#### DATA SHOWN:
==============================

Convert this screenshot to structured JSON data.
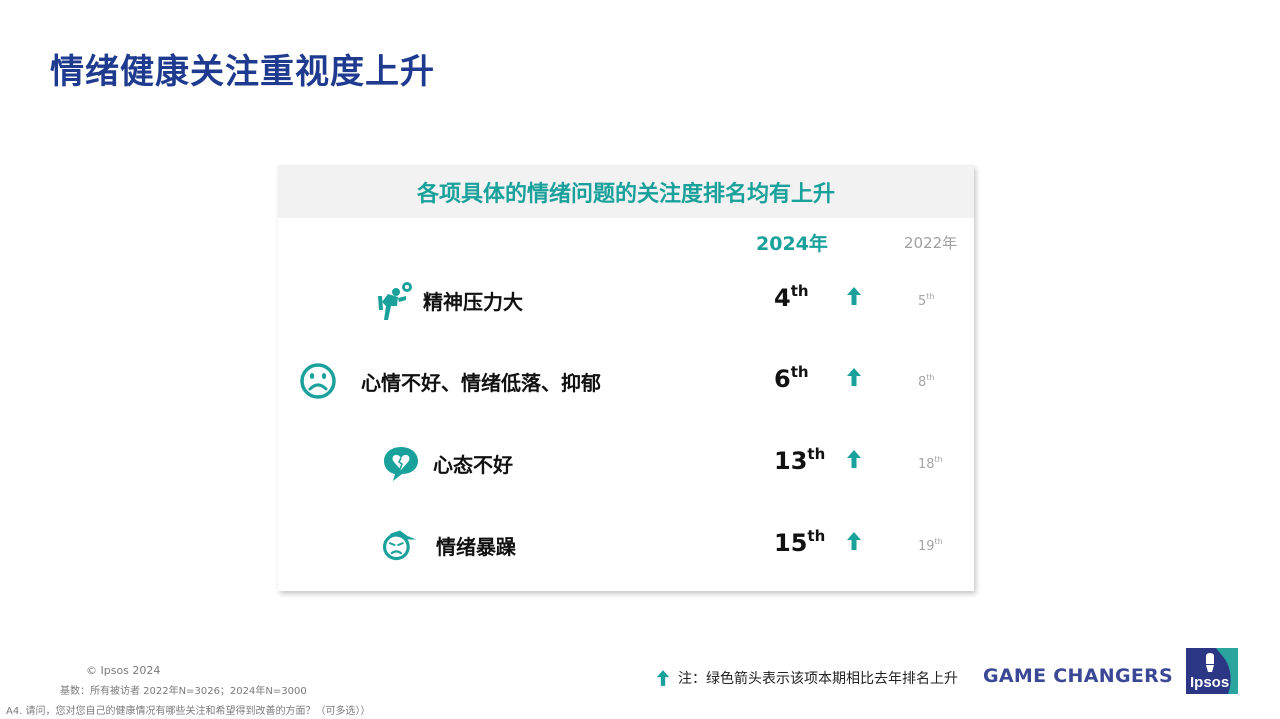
{
  "page": {
    "title": "情绪健康关注重视度上升"
  },
  "card": {
    "header": "各项具体的情绪问题的关注度排名均有上升",
    "col_2024": "2024年",
    "col_2022": "2022年",
    "rows": [
      {
        "label": "精神压力大",
        "rank_2024": "4",
        "rank_2024_suffix": "th",
        "rank_2022": "5",
        "rank_2022_suffix": "th",
        "icon": "stressed-person-icon"
      },
      {
        "label": "心情不好、情绪低落、抑郁",
        "rank_2024": "6",
        "rank_2024_suffix": "th",
        "rank_2022": "8",
        "rank_2022_suffix": "th",
        "icon": "sad-face-icon"
      },
      {
        "label": "心态不好",
        "rank_2024": "13",
        "rank_2024_suffix": "th",
        "rank_2022": "18",
        "rank_2022_suffix": "th",
        "icon": "broken-heart-bubble-icon"
      },
      {
        "label": "情绪暴躁",
        "rank_2024": "15",
        "rank_2024_suffix": "th",
        "rank_2022": "19",
        "rank_2022_suffix": "th",
        "icon": "angry-face-icon"
      }
    ]
  },
  "footer": {
    "copyright": "© Ipsos 2024",
    "base": "基数：所有被访者  2022年N=3026；2024年N=3000",
    "question": "A4. 请问，您对您自己的健康情况有哪些关注和希望得到改善的方面？（可多选））",
    "note": "注：绿色箭头表示该项本期相比去年排名上升",
    "tagline": "GAME CHANGERS",
    "logo_text": "Ipsos"
  },
  "colors": {
    "title": "#1f3b8f",
    "accent": "#1aa19b",
    "header_bg": "#f2f2f2",
    "brand": "#3b4896",
    "logo_bg": "#2b3785",
    "logo_accent": "#2aa59d"
  }
}
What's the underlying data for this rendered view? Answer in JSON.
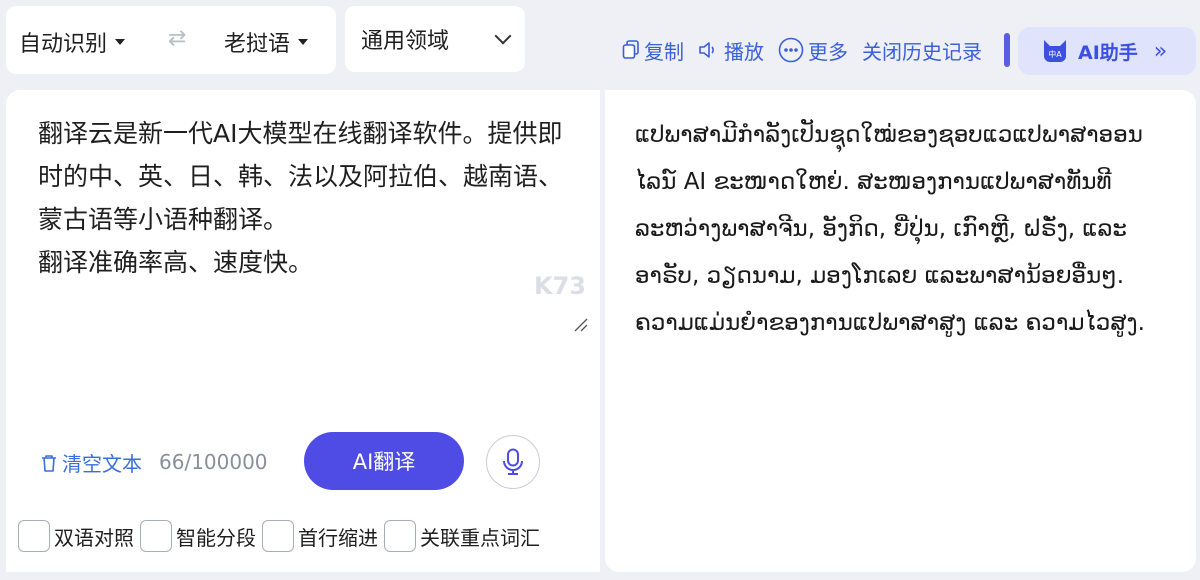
{
  "lang_bar": {
    "source_lang": "自动识别",
    "swap_icon": "⇄",
    "target_lang": "老挝语"
  },
  "domain_select": {
    "value": "通用领域"
  },
  "toolbar": {
    "copy": "复制",
    "play": "播放",
    "more": "更多",
    "close_history": "关闭历史记录"
  },
  "ai_assistant": {
    "avatar_text": "中A",
    "label": "AI助手",
    "chevrons": "»"
  },
  "source": {
    "text": "翻译云是新一代AI大模型在线翻译软件。提供即时的中、英、日、韩、法以及阿拉伯、越南语、蒙古语等小语种翻译。\n翻译准确率高、速度快。",
    "clear_label": "清空文本",
    "counter": "66/100000",
    "translate_label": "AI翻译"
  },
  "options": [
    {
      "label": "双语对照",
      "checked": false
    },
    {
      "label": "智能分段",
      "checked": false
    },
    {
      "label": "首行缩进",
      "checked": false
    },
    {
      "label": "关联重点词汇",
      "checked": false
    }
  ],
  "target": {
    "text": "ແປພາສາມີກຳລັງເປັນຊຸດໃໝ່ຂອງຊອບແວແປພາສາອອນໄລນ໌ AI ຂະໜາດໃຫຍ່. ສະໜອງການແປພາສາທັນທີລະຫວ່າງພາສາຈີນ, ອັງກິດ, ຍີ່ປຸ່ນ, ເກົາຫຼີ, ຝຣັ່ງ, ແລະອາຣັບ, ວຽດນາມ, ມອງໂກເລຍ ແລະພາສານ້ອຍອື່ນໆ. ຄວາມແມ່ນຍໍາຂອງການແປພາສາສູງ ແລະ ຄວາມໄວສູງ."
  },
  "watermark": "K73",
  "colors": {
    "accent": "#4f4ce6",
    "link": "#3a5fd9",
    "background": "#eef0f6"
  }
}
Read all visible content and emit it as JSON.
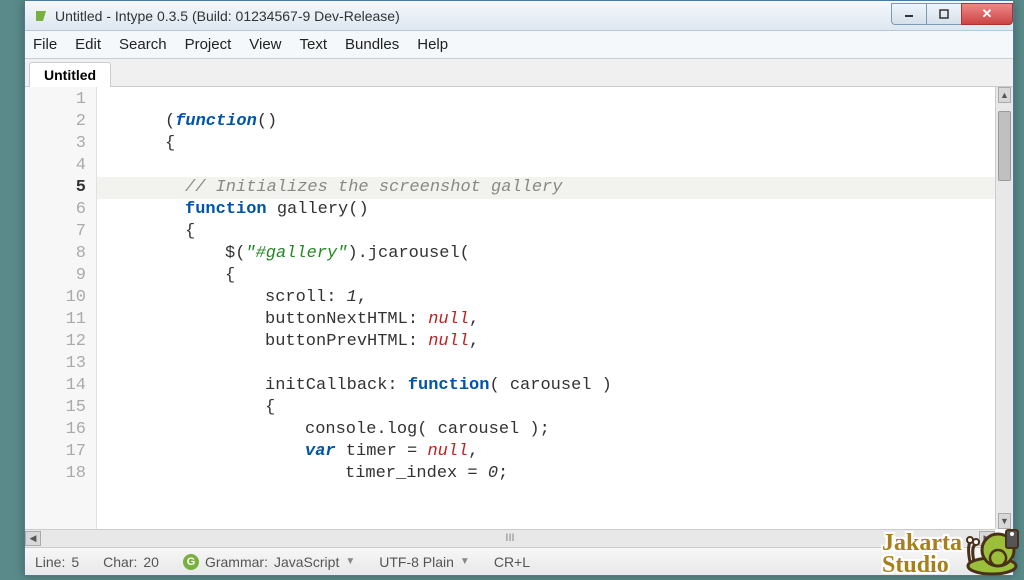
{
  "window": {
    "title": "Untitled - Intype 0.3.5 (Build: 01234567-9 Dev-Release)"
  },
  "menu": [
    "File",
    "Edit",
    "Search",
    "Project",
    "View",
    "Text",
    "Bundles",
    "Help"
  ],
  "tab": {
    "label": "Untitled"
  },
  "code": {
    "current_line_index": 4,
    "lines": [
      {
        "n": 1,
        "i": 0,
        "t": ""
      },
      {
        "n": 2,
        "i": 6,
        "t": "(<kw>function</kw>()"
      },
      {
        "n": 3,
        "i": 6,
        "t": "{"
      },
      {
        "n": 4,
        "i": 0,
        "t": ""
      },
      {
        "n": 5,
        "i": 8,
        "t": "<cm>// Initializes the screenshot gallery</cm>"
      },
      {
        "n": 6,
        "i": 8,
        "t": "<fn>function</fn> gallery()"
      },
      {
        "n": 7,
        "i": 8,
        "t": "{"
      },
      {
        "n": 8,
        "i": 12,
        "t": "$(<str>\"#gallery\"</str>).jcarousel("
      },
      {
        "n": 9,
        "i": 12,
        "t": "{"
      },
      {
        "n": 10,
        "i": 16,
        "t": "scroll: <num>1</num>,"
      },
      {
        "n": 11,
        "i": 16,
        "t": "buttonNextHTML: <nl>null</nl>,"
      },
      {
        "n": 12,
        "i": 16,
        "t": "buttonPrevHTML: <nl>null</nl>,"
      },
      {
        "n": 13,
        "i": 0,
        "t": ""
      },
      {
        "n": 14,
        "i": 16,
        "t": "initCallback: <fn>function</fn>( carousel )"
      },
      {
        "n": 15,
        "i": 16,
        "t": "{"
      },
      {
        "n": 16,
        "i": 20,
        "t": "console.log( carousel );"
      },
      {
        "n": 17,
        "i": 20,
        "t": "<kw>var</kw> timer = <nl>null</nl>,"
      },
      {
        "n": 18,
        "i": 24,
        "t": "timer_index = <num>0</num>;"
      }
    ]
  },
  "status": {
    "line_label": "Line:",
    "line": "5",
    "char_label": "Char:",
    "char": "20",
    "grammar_label": "Grammar:",
    "grammar": "JavaScript",
    "encoding": "UTF-8 Plain",
    "lineending": "CR+L"
  },
  "hscroll_center": "III",
  "watermark": {
    "line1": "Jakarta",
    "line2": "Studio"
  }
}
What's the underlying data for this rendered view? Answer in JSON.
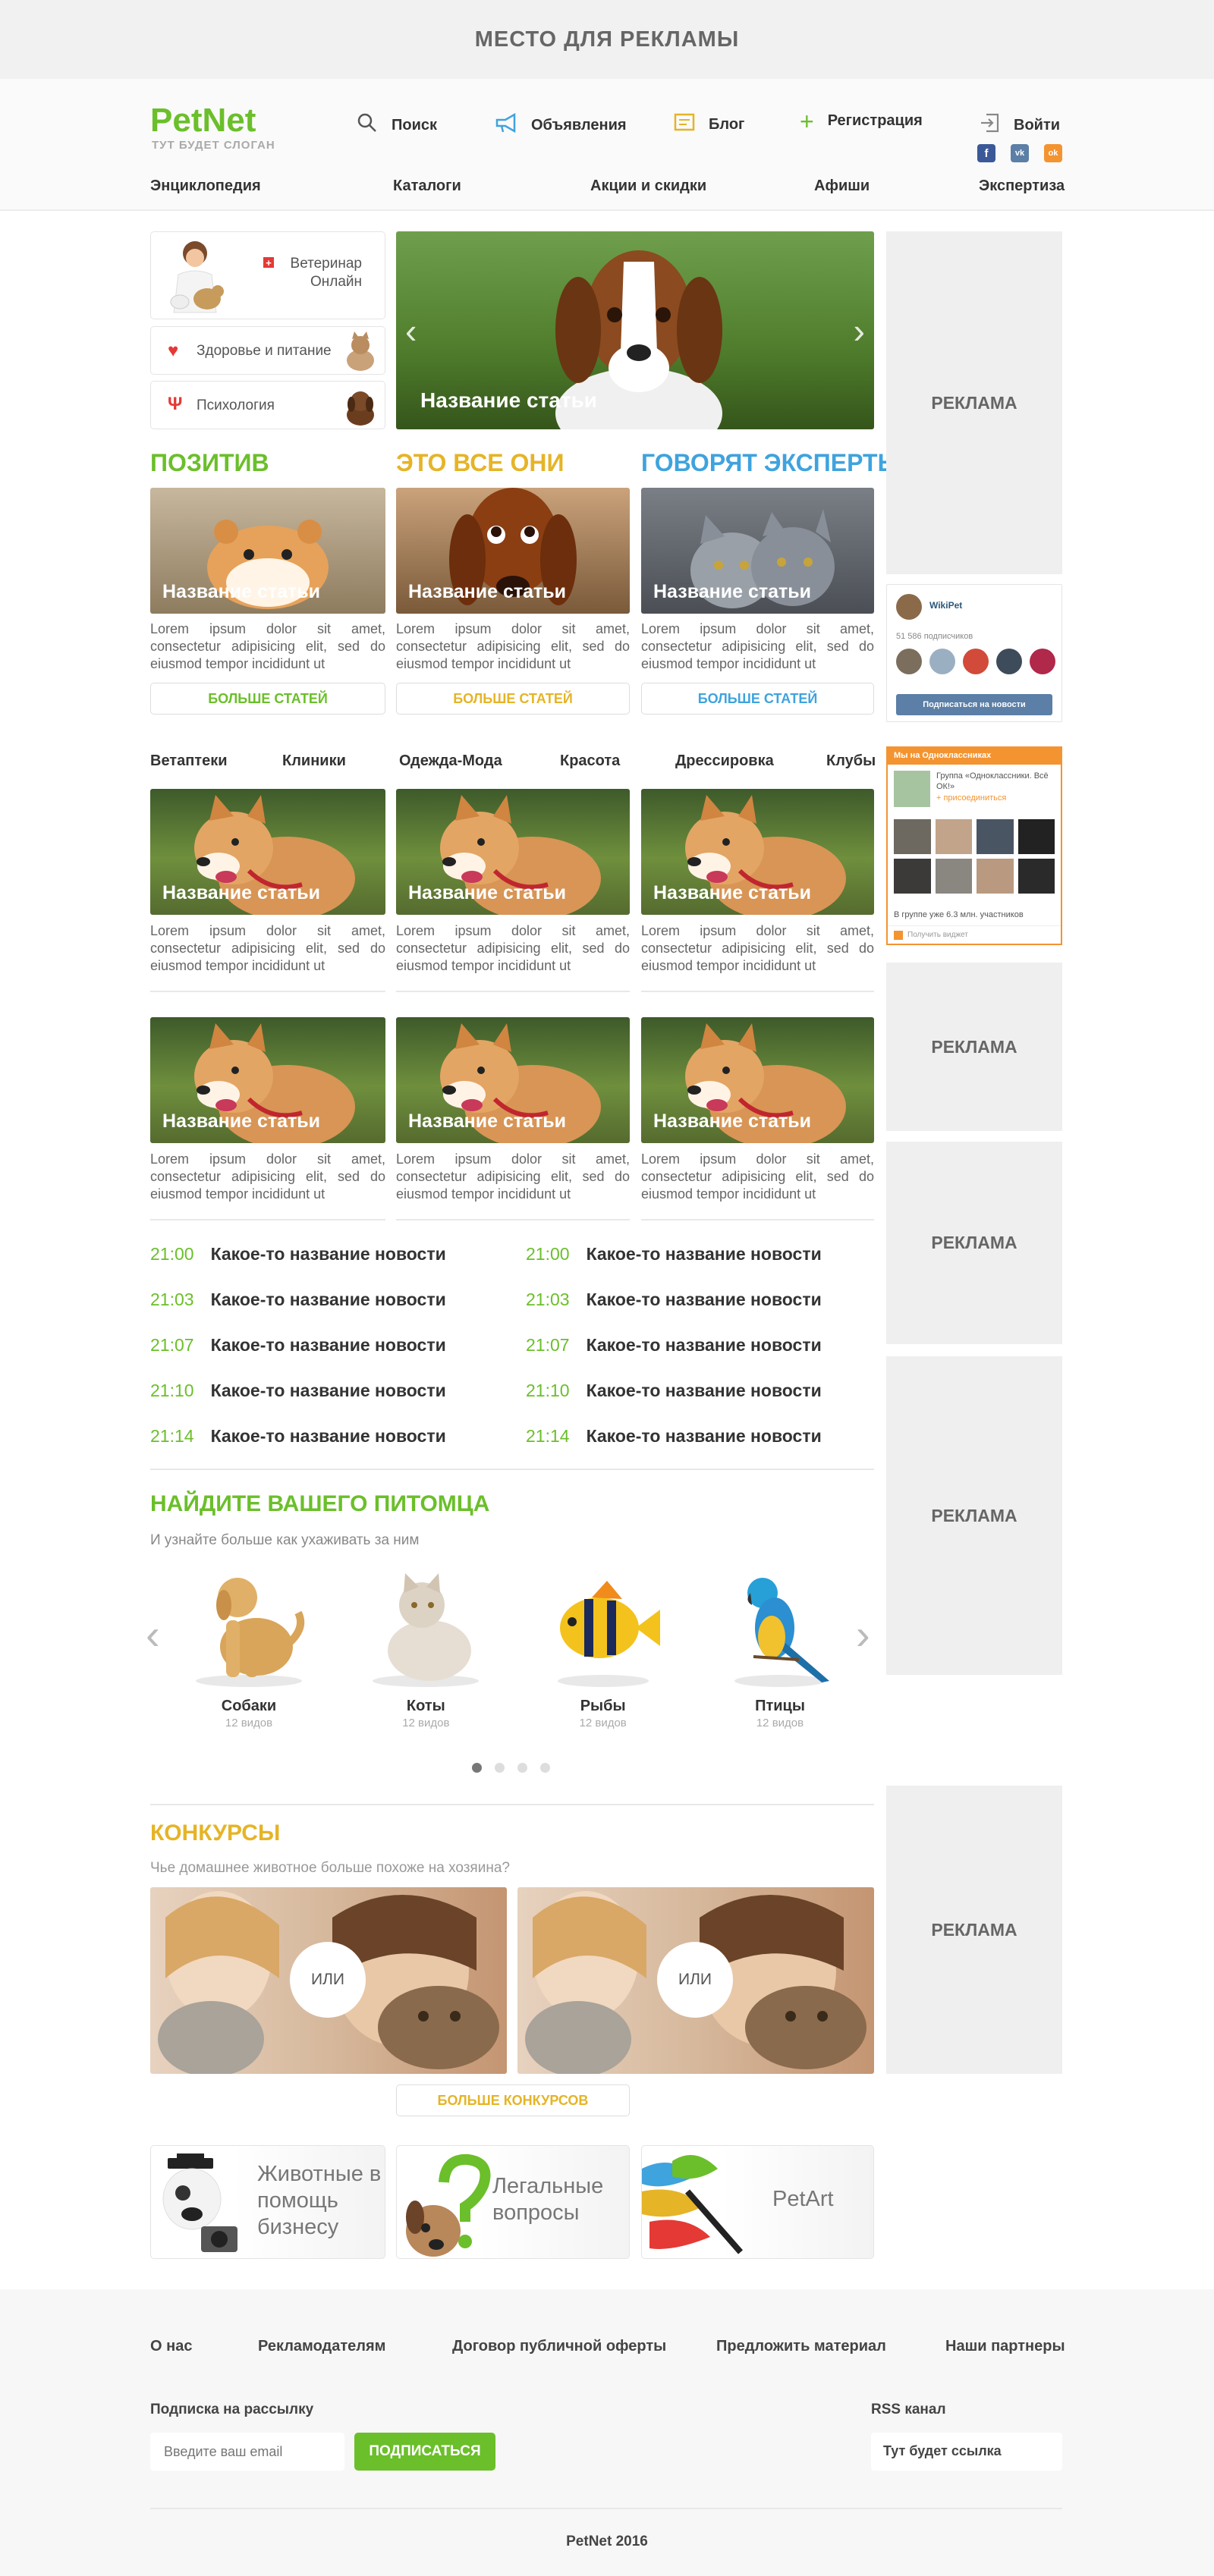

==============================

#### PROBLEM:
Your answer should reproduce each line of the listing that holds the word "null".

#### SOLUTION TO THIS TASK:
        "t": "buttonNextHTML: <nl>null</nl>,"
        "t": "buttonPrevHTML: <nl>null</nl>,"
        "t": "<kw>var</kw> timer = <nl>null</nl>,"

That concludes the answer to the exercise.